On Monday, the Biden administration approved the $8 billion Willow oil project, one of the largest new oil and gas developments on federal land in Alaska in 20 years. The project, planned by

Houston-based petroleum company ConocoPhillips, is targeted for land within the National Petroleum Reserve-Alaska, an approximately 23-million-acre pristine area on the Beaufort Sea north of the Arctic Circle and about 200 miles west of existing oilfields at Prudhoe Bay.

The approval of the project has been met with fierce opposition from environmental activists, who had rallied under a #StopWillow hashtag on social media to try to halt the project. The project has also been controversial because it marks a shift in the Biden administration's handling of major fossil fuel projects, which had previously approved few without congressional or court intervention.

However, in an appeal to critics who said the president betrayed his commitment to fight climate change, Biden also signaled sweeping future action to bar offshore drilling on 2.8 million acres in the Arctic Ocean. This move will create habitat protections for grizzly and polar bears, caribou, and migratory birds in areas known for globally significant habitat.

The Interior Department approved three of five drilling sites proposed by ConocoPhillips, reducing the original size of the 200-well project by about 40% and eliminating 11 miles of roads, 20 miles of pipelines, and 133 acres of gravel that would have been required. The company also agreed to relinquish 68,000 acres of existing leases in the National Petroleum Reserve-Alaska, reducing its footprint in the reserve by one-third.

These steps will create "a buffer" between oil development activities and migration routes for caribou in the area, Interior Department officials said.

The approval of the Willow project has been met with criticism from environmental activists, who accused the Biden administration of betraying its commitment to ending runaway climate change. Kristen Monsell, a senior attorney at the Center for Biological Diversity, called Biden's action "appalling" and vowed to continue fighting to keep Willow from breaking ground. Abigail Dillen, president of Earthjustice, accused the Biden administration of "betraying its core commitment" of ending runaway climate change.

Despite the criticism, the Biden administration was limited by legal restraints in reviewing the Willow project's application, according to a White House official who said the company had valid rights on the land because of decades-old leases. The administration was convinced the courts would have blocked an outright rejection of the Willow project and could impose fines on the government, said the official, who spoke about the White House’s considerations on the condition of anonymity.

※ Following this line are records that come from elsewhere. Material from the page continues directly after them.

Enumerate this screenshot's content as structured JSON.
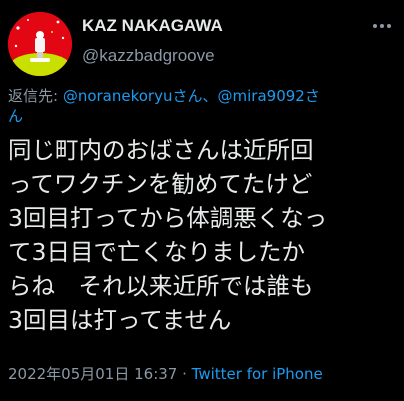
{
  "user": {
    "display_name": "KAZ NAKAGAWA",
    "handle": "@kazzbadgroove"
  },
  "reply": {
    "prefix": "返信先: ",
    "mention_1": "@noranekoryu",
    "joiner_1": "さん、",
    "mention_2": "@mira9092",
    "joiner_2": "さ",
    "wrap": "ん"
  },
  "tweet": {
    "lines": [
      "同じ町内のおばさんは近所回",
      "ってワクチンを勧めてたけど",
      "3回目打ってから体調悪くなっ",
      "て3日目で亡くなりましたか",
      "らね　それ以来近所では誰も",
      "3回目は打ってません"
    ]
  },
  "meta": {
    "timestamp": "2022年05月01日 16:37",
    "separator": " · ",
    "source": "Twitter for iPhone"
  },
  "icons": {
    "more": "more-dots-icon",
    "avatar": "avatar-image"
  },
  "colors": {
    "background": "#000000",
    "text": "#e7e9ea",
    "muted": "#8b98a5",
    "link": "#1d9bf0",
    "avatar_bg": "#e30613"
  }
}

The approval of the Willow project comes amid growing concerns about the impacts of climate change on the Arctic region. The region is warming faster than any other part of the world, causing melting sea ice, thawing permafrost, and rising sea levels.

In anticipation of a backlash from climate activists, the Biden administration on Sunday proposed rules to block future oil and gas leases within more than 13 million acres of the 23-million-acre National Petroleum Reserve-Alaska. The rule would block oil and gas leasing in Teshekpuk Lake, Utukok Uplands, Colville River, Kasegaluk Lagoon, and Peard Bay, which are known for globally significant habitat.

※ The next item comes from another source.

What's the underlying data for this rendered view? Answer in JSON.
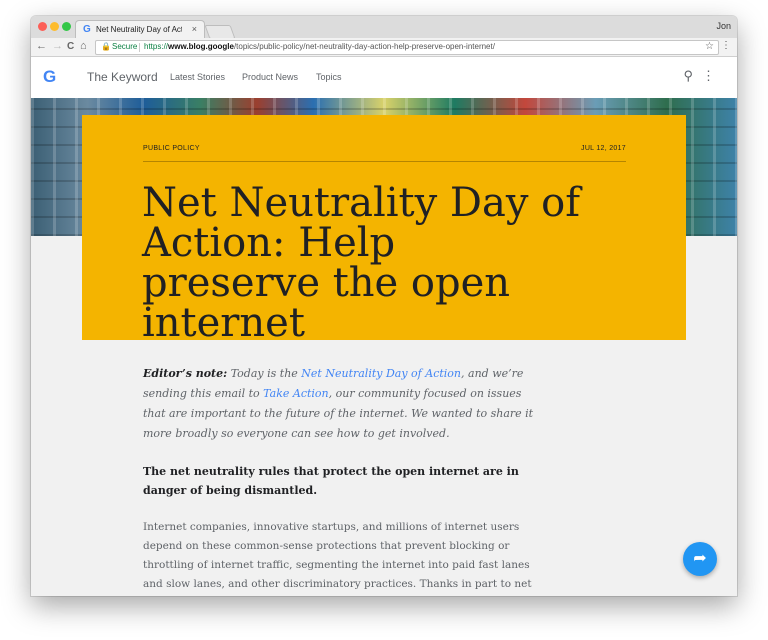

Biden's action to indefinitely bar future offshore drilling on 2.8 million acres in the Arctic Ocean will complete protections for the entire Beaufort Sea, building upon efforts made during the Obama administration. Photo by Bill & Vicki Tracey from Rochelle Illinois, usa, Wikimedia commons.

The approval of the Willow project and Biden's action to protect the Arctic has highlighted the tension between the need to protect the environment and the demand for oil and gas.